**Problem details**
Write out the records below exactly as they appear, skipping each picture.

:::::

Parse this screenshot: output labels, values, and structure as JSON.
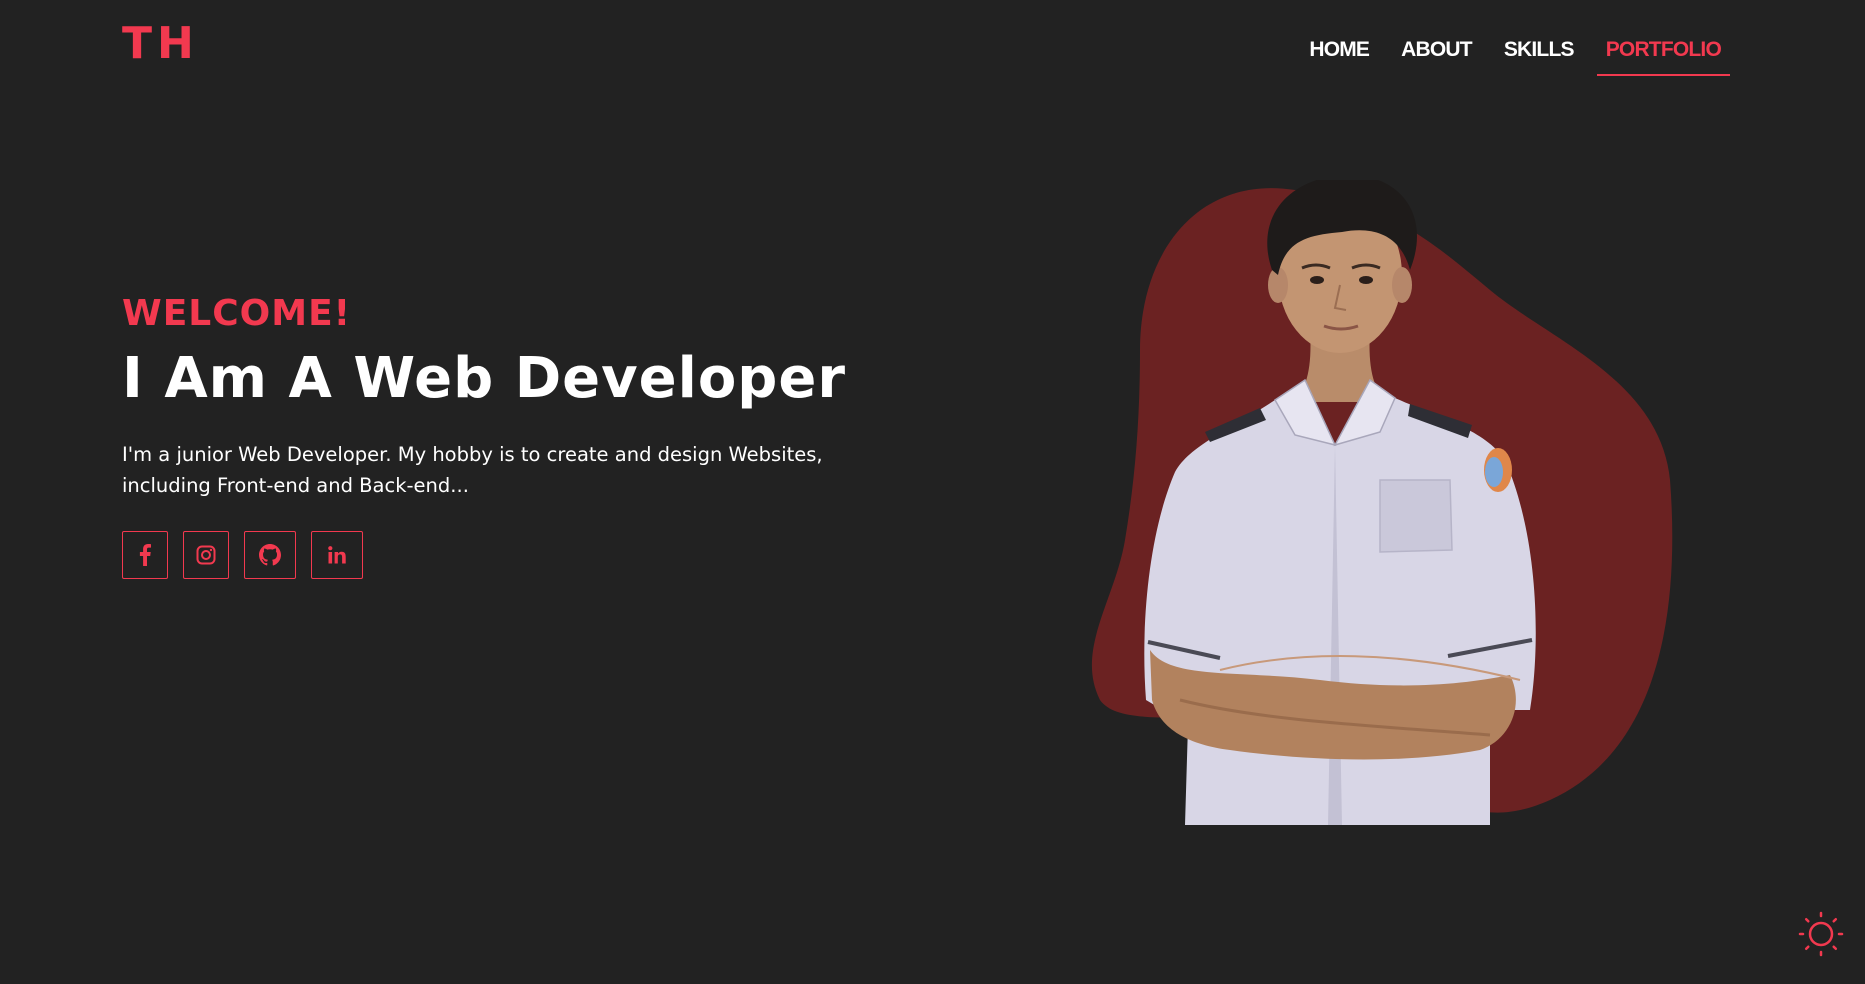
{
  "header": {
    "logo": "TH",
    "nav": [
      {
        "label": "HOME",
        "active": false
      },
      {
        "label": "ABOUT",
        "active": false
      },
      {
        "label": "SKILLS",
        "active": false
      },
      {
        "label": "PORTFOLIO",
        "active": true
      }
    ]
  },
  "hero": {
    "welcome": "WELCOME!",
    "headline": "I Am A Web Developer",
    "bio": "I'm a junior Web Developer. My hobby is to create and design Websites, including Front-end and Back-end...",
    "socials": [
      {
        "icon": "facebook-icon"
      },
      {
        "icon": "instagram-icon"
      },
      {
        "icon": "github-icon"
      },
      {
        "icon": "linkedin-icon"
      }
    ]
  },
  "portrait": {
    "icon": "profile-photo"
  },
  "theme_toggle": {
    "icon": "sun-icon"
  },
  "colors": {
    "background": "#222222",
    "accent": "#f2394f",
    "blob": "#6b2222",
    "text": "#ffffff"
  }
}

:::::

**Exercise result**
Parse this screenshot: output labels, values, and structure as JSON.
{
  "header": {
    "logo": "TH",
    "nav": [
      {
        "label": "HOME",
        "active": false
      },
      {
        "label": "ABOUT",
        "active": false
      },
      {
        "label": "SKILLS",
        "active": false
      },
      {
        "label": "PORTFOLIO",
        "active": true
      }
    ]
  },
  "hero": {
    "welcome": "WELCOME!",
    "headline": "I Am A Web Developer",
    "bio": "I'm a junior Web Developer. My hobby is to create and design Websites, including Front-end and Back-end...",
    "socials": [
      {
        "icon": "facebook-icon"
      },
      {
        "icon": "instagram-icon"
      },
      {
        "icon": "github-icon"
      },
      {
        "icon": "linkedin-icon"
      }
    ]
  },
  "portrait": {
    "icon": "profile-photo"
  },
  "theme_toggle": {
    "icon": "sun-icon"
  },
  "colors": {
    "background": "#222222",
    "accent": "#f2394f",
    "blob": "#6b2222",
    "text": "#ffffff"
  }
}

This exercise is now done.